You have to read this Robby Soave piece about a male student at Carleton College. The guy and a female student got roaring drunk, and had sex. Later, she claimed she was raped. From Soave’s report:
County prosecutors also filed criminal charges against John, but these were eventually dropped. The Carleton proceedings were adjudicated under the auspices of Title IX, the gender equality statute that looms large in campus sexual misconduct trials thanks to aggressive guidance from the Obama-era Education Department. John’s lawsuit argues that he had no shot at a fair hearing, since the entire matter was handled by just two administrators: one who produced a report based on the evidence she had gathered, and another who passed judgment.
John was found responsible, and he was given five days to appeal the verdict to the Community Board on Sexual Misconduct. He did so. Prior to the hearing, he was finally allowed to review the administration’s report on the dispute, which contained the Title IX officer’s characterization of interviews with witnesses but not the transcripts of the actual interviews. John was also concerned that key text messages, which portrayed him in a favorable light, were not included in the report.
At the actual hearing, John was told that he could not introduce questions to be asked of Jane, who was questioned separately. He was also told that “witnesses would not be necessary at the hearing, as he would not be allowed to present any.” Unsurprisingly, the committee confirmed that he was responsible for sexual misconduct. After it suspended him, John appealed the decision—as did Jane, who considered it too lenient.
Get this — the dean of students was so offended that John appealed that she had him expelled from the college. Now he has filed a lawsuit. Read Soave’s entire report.
Why won’t Republicans try to reform Title IX? Or are they hoping that the courts will take care of it for them, by awarding big judgments to students like John?
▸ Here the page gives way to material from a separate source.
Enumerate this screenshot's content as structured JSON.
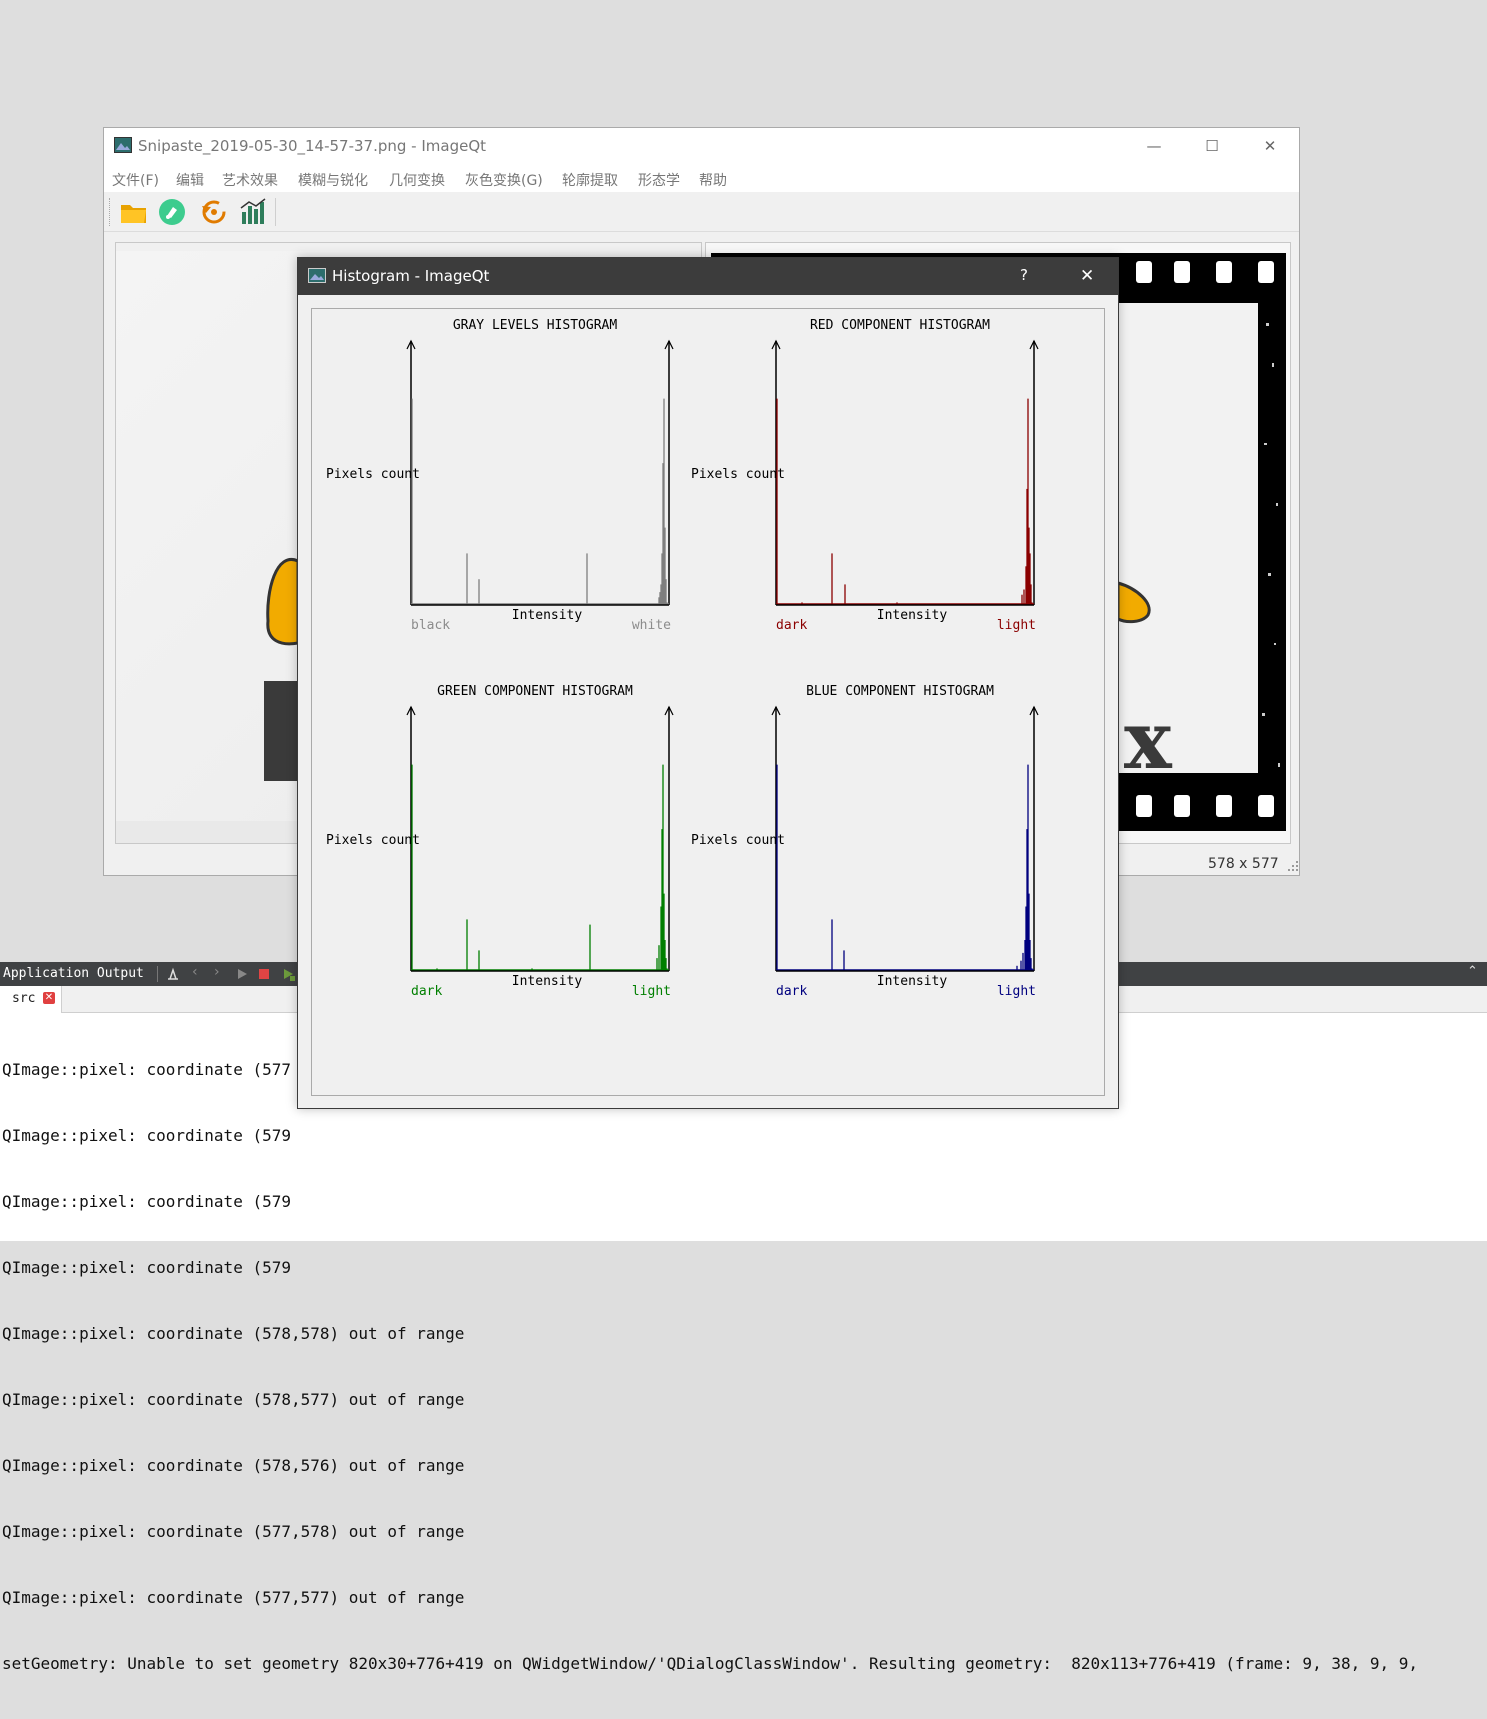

What if this happened to you, or your son, or brother? If either of my sons, or my daughter, were to behave as these two are said to have behaved, I would be ashamed of them … but I would also recognize that this is ordinary college student behavior. If my daughter covered her shame by accusing her male partner of rape, I would be disgusted.
To be clear, it is possible that John raped this woman. What’s at issue here is whether or not he got a fair chance to defend himself. It seems that he did not — that the deck was stacked in the woman’s favor. Why? What privileges her point of view? Soave says that county prosecutors filed sexual assault charges against John, but dropped them. The kid was expelled from college by this star chamber Title IX process. I hope he wins a massive judgment against the school.